I recently had been diagnosed with IDC of the left breast. I had a thickening which showed suspicious on the mammogram. A needle biopsy did not show anything. The surgeon sent me for an ultrasound guided biopsy which indicated IDC. I had a lumpectomy/axillary dissection done. The pathology report indicated I had a 1.7 cm ILC, (no IDC at all) no lymph nodes involved (only 5 were checked). ER/PR positive. The medical onocologist advised that there is about a 30% recurrence rate of lobular cancer in the same or both breasts. He also advised that ILC doesn't always show easily on mammogram. My course of treatment will be 4 cycles of chemo (AC), then 5 weeks of radiation, followed by 5 yrs of Tamoxifen. I also have Lupus and have been advised that radiation may cause more severe side effects in lupus patients. The medical onocologist suggested that many women with ILC prefer a bilateral mastectomy. However, my surgeon thinks this is a little too drastic. He suggested I continue checking my breasts and have yearly mammograms. I don't feel comfortable about this as I've been told that ILC is sometimes difficult to detect. I am leaning toward the bilateral mastectomy. Would I still require radiation or tamoxifen if I were to have the bilateral mastectomy. Also, the surgeon said that a bilateral mastectomy does not result in removal of 100% of the breast tissue and there would still be a small chance of recurrence. I am trying to make an informed decision. Is there any help that anyone can give me on this? My chemo started last week. I still have a few months to decide......THANKS.

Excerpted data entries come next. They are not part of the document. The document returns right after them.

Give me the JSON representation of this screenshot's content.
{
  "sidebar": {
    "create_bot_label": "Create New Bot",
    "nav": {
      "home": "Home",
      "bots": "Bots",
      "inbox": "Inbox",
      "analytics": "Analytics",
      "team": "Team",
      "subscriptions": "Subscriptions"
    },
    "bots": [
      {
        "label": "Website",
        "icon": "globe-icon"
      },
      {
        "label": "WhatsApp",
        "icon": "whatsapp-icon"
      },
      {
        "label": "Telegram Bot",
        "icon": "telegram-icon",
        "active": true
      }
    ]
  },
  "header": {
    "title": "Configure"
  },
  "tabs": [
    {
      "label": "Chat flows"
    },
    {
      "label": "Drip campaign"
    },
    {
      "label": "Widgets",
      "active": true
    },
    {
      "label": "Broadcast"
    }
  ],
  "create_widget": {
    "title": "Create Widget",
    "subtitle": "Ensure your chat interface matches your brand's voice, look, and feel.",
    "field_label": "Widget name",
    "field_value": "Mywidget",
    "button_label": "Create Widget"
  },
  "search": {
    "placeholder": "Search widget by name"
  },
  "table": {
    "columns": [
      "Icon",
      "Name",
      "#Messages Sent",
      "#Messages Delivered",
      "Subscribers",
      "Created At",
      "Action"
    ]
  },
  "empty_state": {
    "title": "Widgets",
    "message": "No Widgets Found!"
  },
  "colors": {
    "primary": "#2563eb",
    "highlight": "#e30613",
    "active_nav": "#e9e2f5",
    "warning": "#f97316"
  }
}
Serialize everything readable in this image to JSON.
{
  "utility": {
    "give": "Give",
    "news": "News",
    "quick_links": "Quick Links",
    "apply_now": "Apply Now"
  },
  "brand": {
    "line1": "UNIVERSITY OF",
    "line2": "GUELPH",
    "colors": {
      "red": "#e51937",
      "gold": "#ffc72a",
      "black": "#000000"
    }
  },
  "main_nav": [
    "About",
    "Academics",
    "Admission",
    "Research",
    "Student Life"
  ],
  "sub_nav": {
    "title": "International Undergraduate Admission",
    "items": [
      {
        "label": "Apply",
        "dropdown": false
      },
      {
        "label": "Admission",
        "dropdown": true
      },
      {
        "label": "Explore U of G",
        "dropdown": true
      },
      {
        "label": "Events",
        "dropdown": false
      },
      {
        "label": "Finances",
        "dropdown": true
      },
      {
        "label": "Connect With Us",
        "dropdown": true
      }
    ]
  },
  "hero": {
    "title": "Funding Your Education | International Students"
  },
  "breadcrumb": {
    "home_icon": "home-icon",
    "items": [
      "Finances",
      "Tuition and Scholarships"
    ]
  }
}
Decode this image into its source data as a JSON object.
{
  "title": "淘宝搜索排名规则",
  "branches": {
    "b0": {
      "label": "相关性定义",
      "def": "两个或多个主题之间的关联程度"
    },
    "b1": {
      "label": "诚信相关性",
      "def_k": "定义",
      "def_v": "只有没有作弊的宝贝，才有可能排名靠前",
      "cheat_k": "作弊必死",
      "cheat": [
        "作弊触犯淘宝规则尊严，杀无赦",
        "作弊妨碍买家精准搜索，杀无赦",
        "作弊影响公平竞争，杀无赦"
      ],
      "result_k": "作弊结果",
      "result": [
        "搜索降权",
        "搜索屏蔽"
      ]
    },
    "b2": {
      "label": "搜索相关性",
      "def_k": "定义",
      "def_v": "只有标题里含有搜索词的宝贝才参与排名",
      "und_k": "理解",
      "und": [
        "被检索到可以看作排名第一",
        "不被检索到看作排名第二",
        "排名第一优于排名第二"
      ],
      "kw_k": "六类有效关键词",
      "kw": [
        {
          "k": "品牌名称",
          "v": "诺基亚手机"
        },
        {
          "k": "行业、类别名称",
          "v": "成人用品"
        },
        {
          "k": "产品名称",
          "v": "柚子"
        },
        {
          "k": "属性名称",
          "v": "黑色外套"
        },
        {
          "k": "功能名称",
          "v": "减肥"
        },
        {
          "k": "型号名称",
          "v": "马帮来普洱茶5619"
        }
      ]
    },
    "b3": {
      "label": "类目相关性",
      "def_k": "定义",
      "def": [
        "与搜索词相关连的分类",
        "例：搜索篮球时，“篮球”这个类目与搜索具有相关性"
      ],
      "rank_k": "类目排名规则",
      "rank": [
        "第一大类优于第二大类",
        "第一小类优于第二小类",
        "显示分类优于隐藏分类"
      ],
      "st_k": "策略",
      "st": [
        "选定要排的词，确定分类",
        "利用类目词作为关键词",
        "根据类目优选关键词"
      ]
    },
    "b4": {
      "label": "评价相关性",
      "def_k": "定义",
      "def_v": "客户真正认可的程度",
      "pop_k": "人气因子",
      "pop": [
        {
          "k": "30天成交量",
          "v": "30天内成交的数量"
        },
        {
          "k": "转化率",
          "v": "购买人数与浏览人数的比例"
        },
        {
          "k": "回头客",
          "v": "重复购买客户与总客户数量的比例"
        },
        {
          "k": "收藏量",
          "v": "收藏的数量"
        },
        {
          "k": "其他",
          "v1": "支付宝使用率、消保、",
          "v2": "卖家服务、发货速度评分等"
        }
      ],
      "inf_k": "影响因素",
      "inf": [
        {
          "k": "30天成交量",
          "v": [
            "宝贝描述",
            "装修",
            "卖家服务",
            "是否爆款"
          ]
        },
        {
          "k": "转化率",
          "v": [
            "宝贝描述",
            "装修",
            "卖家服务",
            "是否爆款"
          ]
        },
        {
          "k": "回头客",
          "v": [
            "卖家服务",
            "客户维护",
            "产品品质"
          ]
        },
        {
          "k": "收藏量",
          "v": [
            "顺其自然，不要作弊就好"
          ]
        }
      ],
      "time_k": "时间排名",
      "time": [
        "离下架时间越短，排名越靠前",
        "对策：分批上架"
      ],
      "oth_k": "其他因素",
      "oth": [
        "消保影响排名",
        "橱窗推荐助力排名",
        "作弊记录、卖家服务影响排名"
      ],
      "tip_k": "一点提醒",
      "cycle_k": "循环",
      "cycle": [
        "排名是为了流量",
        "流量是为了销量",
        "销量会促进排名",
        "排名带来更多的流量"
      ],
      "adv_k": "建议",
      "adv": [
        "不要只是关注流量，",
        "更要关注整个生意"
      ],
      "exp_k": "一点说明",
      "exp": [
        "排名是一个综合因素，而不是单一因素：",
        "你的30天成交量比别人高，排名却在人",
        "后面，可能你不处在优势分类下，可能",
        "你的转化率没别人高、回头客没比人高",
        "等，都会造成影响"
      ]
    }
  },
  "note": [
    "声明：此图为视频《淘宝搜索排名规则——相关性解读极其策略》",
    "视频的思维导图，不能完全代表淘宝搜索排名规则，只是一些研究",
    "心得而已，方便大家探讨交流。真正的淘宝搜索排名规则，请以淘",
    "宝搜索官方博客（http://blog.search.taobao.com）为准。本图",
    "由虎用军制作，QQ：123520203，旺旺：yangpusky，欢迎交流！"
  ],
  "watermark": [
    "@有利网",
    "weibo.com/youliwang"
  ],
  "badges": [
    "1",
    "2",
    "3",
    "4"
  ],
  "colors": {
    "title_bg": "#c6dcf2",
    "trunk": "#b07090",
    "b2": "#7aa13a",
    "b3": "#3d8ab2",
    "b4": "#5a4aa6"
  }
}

Dear metalgear: It is true that lobular cancer can be more difficult to detect on mammogram. Mastectomy of the affected breast would eliminate the need for radiation therapy but tamoxifen would likely still be recommended – to prevent recurrence. Bilateral mastectomy is considered an aggressive approach but is chosen by some women – and it is really a personal decision. The surgeon is correct in that a mastectomy does not always remove 100% of the breast tissue but it does remove most of it.
I too had ILC, and I knew it could come back. I decided to have a mastectomy, as I wanted no Chemo., or Radiation. I decided this when the Surgeon told me about having ILC Cancer. The operation wasn't bad at all, this was almost two years ago. The lymph nodes were clear, so were the margins. I am on Arimidex. I did not need to hang on to something that would put me in danger. I hope this will help you. God Bless.
I had a bilateral mastectomy last year for left breast 1.4cm invasive ductal carcinoma with 3-4cm of DCIS. Although recurrence is still possible, I chose to have a bilateral because I have 2 small kids. Improving my odds helped me decide. I had chemo, no radiation. Its been a tough year but I'm glad I had the surgery. I'm recovering great! The chemo was harder for me than the surgery. Hope this helps, best wishes.
Copyright 1994-2018MedHelp.All rights reserved. MedHelp is a division of Vitals Consumer Services, LLC.
The Content on this Site is presented in a summary fashion, and is intended to be used for educational and entertainment purposes only. It is not intended to be and should not be interpreted as medical advice or a diagnosis of any health or fitness problem, condition or disease; or a recommendation for a specific test, doctor, care provider, procedure, treatment plan, product, or course of action. MedHelp is not a medical or healthcare provider and your use of this Site does not create a doctor / patient relationship. We disclaim all responsibility for the professional qualifications and licensing of, and services provided by, any physician or other health providers posting on or otherwise referred to on this Site and/or any Third Party Site. Never disregard the medical advice of your physician or health professional, or delay in seeking such advice, because of something you read on this Site. We offer this Site AS IS and without any warranties. By using this Site you agree to the following Terms and Conditions. If you think you may have a medical emergency, call your physician or 911 immediately.